continued "Part of the problem with drug allergies is how people define them. A lot of people define drug allergies as anything bad that happens from a drug, so when codeine makes them nauseated, they'll say they're allergic to it, when it's just an expected side effect. When it comes to true allergies, it's defined more narrowly. It's making IGE antibodies to that drug. There are not many that we really understand well or that have been identified that you make IGE antibodies to. Most drug reactions are not true allergies, and we don't really know what causes most of them. It's a very confusing area."
In her own practice, Marquardt treats all types of allergies; like other allergists, the spectrum of severity can be extreme. "I had a patient who had a horrible allergy to bee stings. Bee-sting allergies are tough anyway, because to desensitize people to them, you basically give them shots of bee venom. That's very potent stuff. Even though the desensitization protocol is pretty straightforward, you're basically stinging them with a bee every time you see them! Ultimately, you'll give them a shot with two stings' worth. Well, I saw this woman back in the '80s, and she had tried three times before to be desensitized, and as she would move on, she would have horrible reactions. I had a lot of trepidation about seeing her anyway, but she was sure that if she ever got stung she would die. It wasn't clear to me if I would kill her first or if she would go out and take her chances in the world. I was very, very gingerly moving up on the protocol [increasing the dosage of venom], and she would have reactions, but they weren't that bad. But one time I gave her a shot and within just a minute, she slumped against the wall and said, 'My head is going to explode.' She was very red. She was having anaphylactic shock, and it was very scary. So we gave her some epinephrine, and she got better pretty fast. Then I gave her some antihistamines. I was kind of scared to see her, and I decided that it would be better to give her her own adrenaline, or we might kill her before the bees would!"

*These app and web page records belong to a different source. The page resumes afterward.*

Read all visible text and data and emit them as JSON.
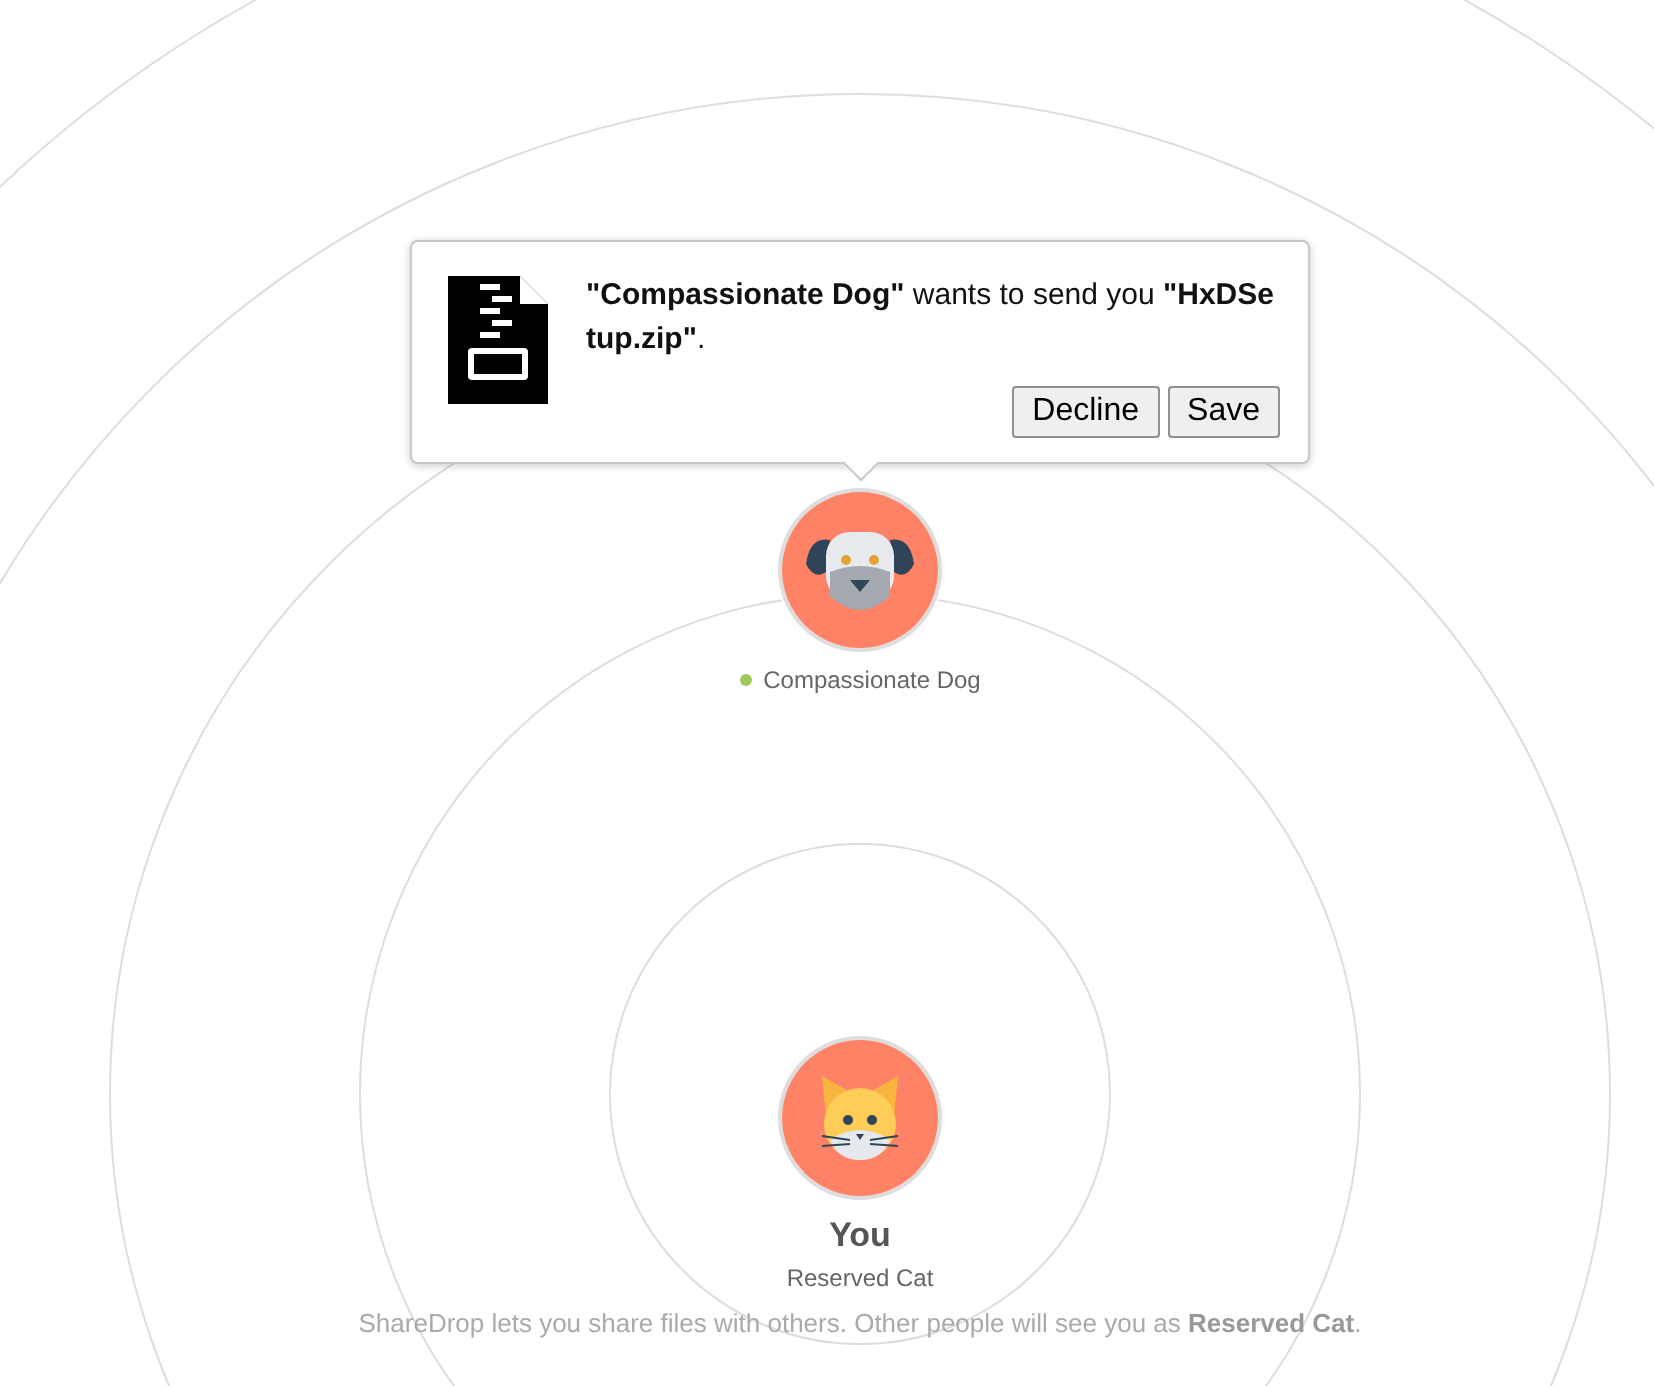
{
  "transfer_prompt": {
    "message": "**\"Compassionate Dog\"** wants to send you **\"HxDSetup.zip\"**.",
    "buttons": [
      {
        "label": "Decline"
      },
      {
        "label": "Save"
      }
    ]
  },
  "peer": {
    "name": "Compassionate Dog",
    "online": true
  },
  "me": {
    "title": "You",
    "name": "Reserved Cat"
  },
  "footer": "ShareDrop lets you share files with others. Other people will see you as **Reserved Cat**."
}
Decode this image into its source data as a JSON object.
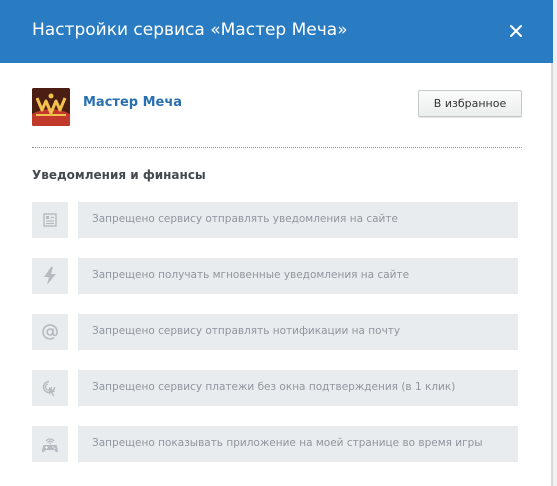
{
  "dialog": {
    "title": "Настройки сервиса «Мастер Меча»",
    "close_icon": "close-icon"
  },
  "app": {
    "name": "Мастер Меча",
    "logo_icon": "app-logo-icon",
    "favorite_label": "В избранное"
  },
  "section": {
    "title": "Уведомления и финансы"
  },
  "permissions": [
    {
      "icon": "notification-list-icon",
      "label": "Запрещено сервису отправлять уведомления на сайте"
    },
    {
      "icon": "lightning-icon",
      "label": "Запрещено получать мгновенные уведомления на сайте"
    },
    {
      "icon": "at-sign-icon",
      "label": "Запрещено сервису отправлять нотификации на почту"
    },
    {
      "icon": "one-click-payment-icon",
      "label": "Запрещено сервису платежи без окна подтверждения (в 1 клик)"
    },
    {
      "icon": "gamepad-icon",
      "label": "Запрещено показывать приложение на моей странице во время игры"
    }
  ],
  "colors": {
    "header": "#2a7cc2",
    "link": "#2a6fb0",
    "row_background": "#e9ecef",
    "row_text": "#8f969d",
    "icon": "#b5bbc1"
  }
}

Carrying one's own adrenaline to shoot in the case of a reaction -- the "Epi-pen Kit" -- is a common necessity for people with severe allergies. "Pretty much everyone who's had what sounds like anaphylaxis gets an Epi-pen. If you know you're allergic to shrimp or a food or bee stings -- any people with the potential to have anaphylactic shock will get one. There's also exercise-induced anaphylaxis and drug-induced. Mostly things you think you could avoid. It can't hurt to have one. I keep one in my backpack -- not for myself, but for whoever may need it."

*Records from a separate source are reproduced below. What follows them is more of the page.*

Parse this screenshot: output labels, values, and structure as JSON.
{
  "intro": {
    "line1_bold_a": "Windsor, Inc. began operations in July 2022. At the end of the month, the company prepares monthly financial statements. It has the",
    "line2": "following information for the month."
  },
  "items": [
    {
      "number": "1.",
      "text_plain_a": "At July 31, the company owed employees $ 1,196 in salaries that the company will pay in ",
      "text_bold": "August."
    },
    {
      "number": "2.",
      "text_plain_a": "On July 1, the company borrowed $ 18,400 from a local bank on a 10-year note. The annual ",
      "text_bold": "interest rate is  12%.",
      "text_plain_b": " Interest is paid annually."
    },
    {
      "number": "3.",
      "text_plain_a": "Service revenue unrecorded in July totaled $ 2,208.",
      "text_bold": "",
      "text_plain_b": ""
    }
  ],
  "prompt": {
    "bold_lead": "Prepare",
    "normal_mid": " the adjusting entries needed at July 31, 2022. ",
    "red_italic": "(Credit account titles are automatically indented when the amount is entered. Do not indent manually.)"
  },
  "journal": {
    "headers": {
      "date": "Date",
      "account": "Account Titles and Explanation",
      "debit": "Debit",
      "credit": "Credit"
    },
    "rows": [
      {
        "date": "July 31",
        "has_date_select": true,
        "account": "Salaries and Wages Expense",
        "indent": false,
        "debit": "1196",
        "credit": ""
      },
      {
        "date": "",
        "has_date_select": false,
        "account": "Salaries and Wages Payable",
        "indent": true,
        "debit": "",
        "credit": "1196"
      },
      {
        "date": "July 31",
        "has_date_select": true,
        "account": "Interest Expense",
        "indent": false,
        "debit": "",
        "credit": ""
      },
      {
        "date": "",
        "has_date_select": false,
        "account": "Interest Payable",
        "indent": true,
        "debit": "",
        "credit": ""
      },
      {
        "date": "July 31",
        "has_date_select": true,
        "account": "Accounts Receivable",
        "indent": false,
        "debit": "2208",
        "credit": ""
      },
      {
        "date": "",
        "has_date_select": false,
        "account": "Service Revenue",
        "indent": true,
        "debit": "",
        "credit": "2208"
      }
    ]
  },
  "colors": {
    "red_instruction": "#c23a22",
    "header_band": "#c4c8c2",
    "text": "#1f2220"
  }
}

Although the progress in new allergy treatments has been slow, Marquardt is confident that there are innovations and breakthroughs yet to come. "We'll have to see. They will come up with a better drug after this one [anti-IGE] comes out. The concept of DNA vaccines is exciting too. They're actually working on that here at UCSD. This involves trying to alter your immune response and skew immune responses away from allergies by vaccinating people with certain types of DNA. It's a new concept being used in a lot of different diseases, but allergy is one that seems to be amenable to it."